You could say we are a society hell-bent on convenience. It seems pretty much everything we build for personal use – our appliances, our cars, our living spaces and more – is built with an eye toward making them as easy as possible to use.
Healthcare has proved to be an elusive target in the race to convenience. Yet many believe that Apple with its new ecosystem around health will change that. The iWatch, HealthKit and ResearchKit are considered data integration opportunities that will change healthcare the way the iPod and iTunes changed the way we listen to music.
One of the first applications to demonstrate the possibilities was announced by athenahealth. The athenaText app for Apple Watch delivers secure text messages to providers directly from the athenaClinicals EHR platform. The goal is to improve coordination of care among different providers. Clinical data is delivered instantaneously. The clinician doesn’t even need to tap a screen; the information just appears on the wrist watch.
Apple ResearchKit is designed to help speed up the acquisition of clinical trial data and it is showing significant results in its first applications. Dr. Stanley Shaw, a Harvard Medical School assistant professor who was involved in developing ResearchKit, was quoted in FastCompany, “It really highlights the possibility of democratizing data around people’s health.”
In one early study, according to the article, “Within just four days of its release, MyHeart Counts, a cardiovascular-focused ResearchKit app designed by the Stanford University School of Medicine, was downloaded 52,900 times in the U.S. and Canada, with an unprecedented 22,000 people also consenting to participate in the study. Typically, that kind of participation might require a year's work and dozens of medical centers.”
Four other academic institutions—including Oxford University and Beijing's Tsinghua—have built apps using ResearchKit, which contains graphical templates for in-app electronic consent, surveys, and tasks.”

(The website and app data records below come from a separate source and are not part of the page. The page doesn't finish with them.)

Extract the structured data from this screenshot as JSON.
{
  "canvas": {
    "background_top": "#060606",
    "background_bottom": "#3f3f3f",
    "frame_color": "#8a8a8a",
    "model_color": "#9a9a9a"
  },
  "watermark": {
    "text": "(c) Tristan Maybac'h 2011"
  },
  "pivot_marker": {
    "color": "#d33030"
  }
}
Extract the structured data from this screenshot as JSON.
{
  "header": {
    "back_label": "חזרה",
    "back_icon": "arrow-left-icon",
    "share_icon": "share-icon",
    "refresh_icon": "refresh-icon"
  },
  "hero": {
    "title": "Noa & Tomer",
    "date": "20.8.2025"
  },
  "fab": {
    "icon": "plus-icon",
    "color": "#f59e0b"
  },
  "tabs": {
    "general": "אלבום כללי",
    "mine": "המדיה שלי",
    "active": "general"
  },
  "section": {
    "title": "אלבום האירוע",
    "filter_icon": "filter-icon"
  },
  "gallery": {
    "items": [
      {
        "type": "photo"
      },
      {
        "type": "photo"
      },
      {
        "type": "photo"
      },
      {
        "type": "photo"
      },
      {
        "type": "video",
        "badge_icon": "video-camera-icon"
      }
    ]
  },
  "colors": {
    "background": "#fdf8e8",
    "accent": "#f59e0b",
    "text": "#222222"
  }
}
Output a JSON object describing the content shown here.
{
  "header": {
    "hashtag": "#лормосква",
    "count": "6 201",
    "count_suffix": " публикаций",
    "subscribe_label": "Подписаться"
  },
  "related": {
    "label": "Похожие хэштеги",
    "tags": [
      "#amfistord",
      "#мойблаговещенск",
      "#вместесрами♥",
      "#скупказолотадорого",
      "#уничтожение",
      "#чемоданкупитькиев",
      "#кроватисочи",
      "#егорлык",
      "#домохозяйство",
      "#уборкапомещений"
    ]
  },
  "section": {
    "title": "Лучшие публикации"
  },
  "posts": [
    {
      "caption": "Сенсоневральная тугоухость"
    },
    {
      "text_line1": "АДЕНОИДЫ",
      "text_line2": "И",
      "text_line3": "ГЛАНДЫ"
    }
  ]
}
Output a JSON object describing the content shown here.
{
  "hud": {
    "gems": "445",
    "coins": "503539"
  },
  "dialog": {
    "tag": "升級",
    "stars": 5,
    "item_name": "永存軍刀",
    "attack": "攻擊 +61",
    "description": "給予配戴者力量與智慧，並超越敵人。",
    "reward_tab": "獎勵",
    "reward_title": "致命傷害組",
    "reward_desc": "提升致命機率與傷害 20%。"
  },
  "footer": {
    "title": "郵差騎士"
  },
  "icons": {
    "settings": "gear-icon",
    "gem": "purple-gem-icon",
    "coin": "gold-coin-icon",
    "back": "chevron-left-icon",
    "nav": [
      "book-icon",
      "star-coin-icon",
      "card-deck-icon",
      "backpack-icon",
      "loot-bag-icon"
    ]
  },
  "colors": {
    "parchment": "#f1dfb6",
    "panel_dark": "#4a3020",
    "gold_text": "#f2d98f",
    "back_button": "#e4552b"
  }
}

But whether we’re talking about “democratizing data” or, as Fast Company describes Apple’s goal, “a central clearinghouse for medical data, health apps, and customized workouts,” it seems wise to remind ourselves that health and healthcare are not quite in the same category as accessing digital music or making cashless payments, just two of the places where, with the iTunes Store and Apple Pay, the company has essentially revolutionized modern life.
There is a uniqueness to healthcare, both because of the seemingly infinite range of diseases we encounter and the fact that different people engage with their health and healthcare quite differently. Consequently, no matter how much technology is brought to bear – no matter how successfully tech developers create entire digital ecosystems – the transformation of healthcare will require more careful coordination than simply using fitness trackers on our wrists.